Energy costs are difficult to predict when planning an organizational budget. Energy is a variable cost, rising and falling based on market conditions wholly out of the control of the organization. Yet, paying for energy eats a significant portion of operating budgets. It is crucial to keep energy costs as low as possible.
The good news is that many organizations may be able to decrease energy costs by focusing on an area they may not have considered: their pump and filter room. Pumping system energy usage represents between 25 and 50 percent of the energy costs charged to manufacturing and industrial plants and a full 20 percent of the world’s total energy demand.
Facility managers sometimes fail to look beyond the initial pump purchase when estimating a company’s return on investment. Pump selection is a decision that can save you thousands of dollars over the lifetime of your pump.
Selecting the Right Pump Now Saves Money Later
Why invest in a quality pump? In short, energy is expensive, and better filtration pumps use less of it. Energy efficiency researchers have reported that 30% to 50% of the energy consumed by pump systems are related to equipment or control systems.
There are several reasons poor pump selections or lower quality pump can contribute to a higher overall cost:
- Most importantly, a lower quality or incorrectly sized pump is less efficient.
- Selecting the wrong type of pump for the task.
- Selecting a pump with a BEP (Best Efficiency Point) far from actual site hydraulic conditions.
- A cheaply made pumping system requires a significant investment of time and resources for maintenance. Downtime can be costly, especially when it is unplanned.
- Often, facilities purchase pump and filter systems used in critical applications in pairs so that a backup is always available.
- Lower quality pumps experience more failures and require expensive repairs.
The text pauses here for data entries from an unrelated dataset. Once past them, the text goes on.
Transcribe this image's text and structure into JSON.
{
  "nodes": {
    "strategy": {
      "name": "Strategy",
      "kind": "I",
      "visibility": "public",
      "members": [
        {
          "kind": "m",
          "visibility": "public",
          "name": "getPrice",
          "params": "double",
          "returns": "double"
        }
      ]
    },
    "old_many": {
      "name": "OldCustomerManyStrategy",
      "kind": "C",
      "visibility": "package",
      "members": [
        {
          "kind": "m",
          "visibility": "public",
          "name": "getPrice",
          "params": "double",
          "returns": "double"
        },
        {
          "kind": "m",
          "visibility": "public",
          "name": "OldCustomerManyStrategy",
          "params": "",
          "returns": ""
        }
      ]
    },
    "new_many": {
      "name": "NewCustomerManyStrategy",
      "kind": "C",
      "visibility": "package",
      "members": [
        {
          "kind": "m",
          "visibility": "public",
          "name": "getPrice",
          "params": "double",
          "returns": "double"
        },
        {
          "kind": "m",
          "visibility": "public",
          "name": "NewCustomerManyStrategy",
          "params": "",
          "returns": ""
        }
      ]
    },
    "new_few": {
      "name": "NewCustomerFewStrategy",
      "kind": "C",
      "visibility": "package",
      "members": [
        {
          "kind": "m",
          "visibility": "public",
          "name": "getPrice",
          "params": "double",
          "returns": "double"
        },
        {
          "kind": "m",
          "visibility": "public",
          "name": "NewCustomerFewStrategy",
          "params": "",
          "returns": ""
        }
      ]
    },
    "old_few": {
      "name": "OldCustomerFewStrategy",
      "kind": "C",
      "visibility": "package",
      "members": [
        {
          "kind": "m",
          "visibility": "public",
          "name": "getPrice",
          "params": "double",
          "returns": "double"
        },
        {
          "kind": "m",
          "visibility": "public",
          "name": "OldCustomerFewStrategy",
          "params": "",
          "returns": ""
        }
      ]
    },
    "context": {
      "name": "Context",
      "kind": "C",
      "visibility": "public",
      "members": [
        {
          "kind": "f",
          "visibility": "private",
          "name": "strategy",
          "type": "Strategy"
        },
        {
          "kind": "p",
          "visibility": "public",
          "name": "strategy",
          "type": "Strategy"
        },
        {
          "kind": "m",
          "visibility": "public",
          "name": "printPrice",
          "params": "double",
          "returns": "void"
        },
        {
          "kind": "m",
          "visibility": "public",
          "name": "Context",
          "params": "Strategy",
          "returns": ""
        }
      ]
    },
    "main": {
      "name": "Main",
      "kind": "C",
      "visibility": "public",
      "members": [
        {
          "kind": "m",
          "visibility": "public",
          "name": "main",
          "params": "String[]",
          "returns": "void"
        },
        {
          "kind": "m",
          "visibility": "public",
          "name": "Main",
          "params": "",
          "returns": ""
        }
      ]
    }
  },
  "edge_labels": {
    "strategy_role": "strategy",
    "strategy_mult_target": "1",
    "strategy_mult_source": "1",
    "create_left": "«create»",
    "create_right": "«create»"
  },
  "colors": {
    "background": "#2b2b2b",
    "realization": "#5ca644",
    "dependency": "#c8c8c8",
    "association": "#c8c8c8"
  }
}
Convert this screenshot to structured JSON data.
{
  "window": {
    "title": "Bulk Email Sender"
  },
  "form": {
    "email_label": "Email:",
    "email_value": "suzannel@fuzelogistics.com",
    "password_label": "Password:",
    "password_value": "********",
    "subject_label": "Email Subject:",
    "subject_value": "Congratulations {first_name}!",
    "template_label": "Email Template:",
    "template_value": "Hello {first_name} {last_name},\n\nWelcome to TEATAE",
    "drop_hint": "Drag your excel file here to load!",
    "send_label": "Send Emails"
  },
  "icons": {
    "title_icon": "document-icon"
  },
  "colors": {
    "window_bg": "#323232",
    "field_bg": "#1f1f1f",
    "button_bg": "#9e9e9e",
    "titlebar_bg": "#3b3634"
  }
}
How Pump Room Efficiencies Impact the Lifetime Cost of Operation
Pump efficiencies measure how well a pump can convert electrical energy into mechanical energy. More efficient filtration pumps use less energy to convert costly kilowatt-hours into water filtration rates, lowering overall energy costs.
Going through a life cycle costing (LCC) exercise is an excellent way to evaluate, and ultimately, optimize product costs concerning requirements around performance, safety, reliability, maintenance, waste, and other related variables.
As designated by The Hydraulic Institute, the total life cycle cost includes the “cost to purchase, install, operate, maintain, and dispose of the pump.” LCC calculates the life cycle of a pump as the total lifetime cost of:
- Purchasing the pump system
- Installing the pump system
- The efficiency of the pump
- Maintenance and related downtime
- Associated support equipment
- Regulatory fees related to environmental concerns
- Disposing or decommissions the pumping equipment
Each of these comes with its own considerations. Factoring the energy efficiency of your new pump is especially important when making the initial purchase.
When it comes to the initial pumping system purchases, LCC takes into account costs related to engineering, the bidding process, administrative costs, testing, inspection fees, spare part inventory, staff training, and auxiliary equipment.
Ultimately, the initial purchase price is typically less than 15 percent of the total ownership cost . Pump system energy consumption costs can account for more than ten times the initial purchase price.
What Is Pump Efficiency and How Is It Calculated?
Pump efficiency is the ratio of water horsepower output from the pump to the shaft horsepower input for the pump. Water horsepower is a measurement of pump flow rate and pressure. The pump’s motor creates shaft horsepower.
No pump is 100 percent efficient. If it were, the mechanical horsepower input would equal the water horsepower output. In reality, mechanical horsepower input is always greater than water horsepower output for any pump. Issues impacting pump efficiency include:
- Leakages from pressure differentials within the pump case
- Incorrect pump size
- Pump design flaws
- Pumping speed
- Quality and duty ratings
- Poor quality materials
Pump efficiency is calculated based on two related values: the pump flow rate and total head, the total equivalent height of pumped fluid, taking into account pipe friction losses. Total head is determined by measuring the distance from the source water surface to the pump’s output. Pump pressure at the pump outlet is also part of the equation.
The Com-Pac & CPI Difference
Com-Pac has been making advances in the packaged filtration development sector for over 40 years. We use quality materials and products that offer longer life expectancy, including composite housing, CPI (Division of Com-Pa Filtration) C-Series epoxy-coated pumps, SS Impellers, and TEFC premium efficient motors.
When you partner with Com-Pac, you’ll benefit from a company focused on helping our clients find the most efficient, economical pumping solutions for their specific projects. Often, we can find a right-sized pump that can achieve upwards of 85 percent efficiency, in most cases almost 10 percent more than our competitors. And as discussed earlier that 10% in efficiency gains can equate to tens of thousands of dollars in overall total cost of ownership savings.
Contact Com-Pac today to find out how we can match your needs with the right energy-efficient, high-quality filtration pump solution.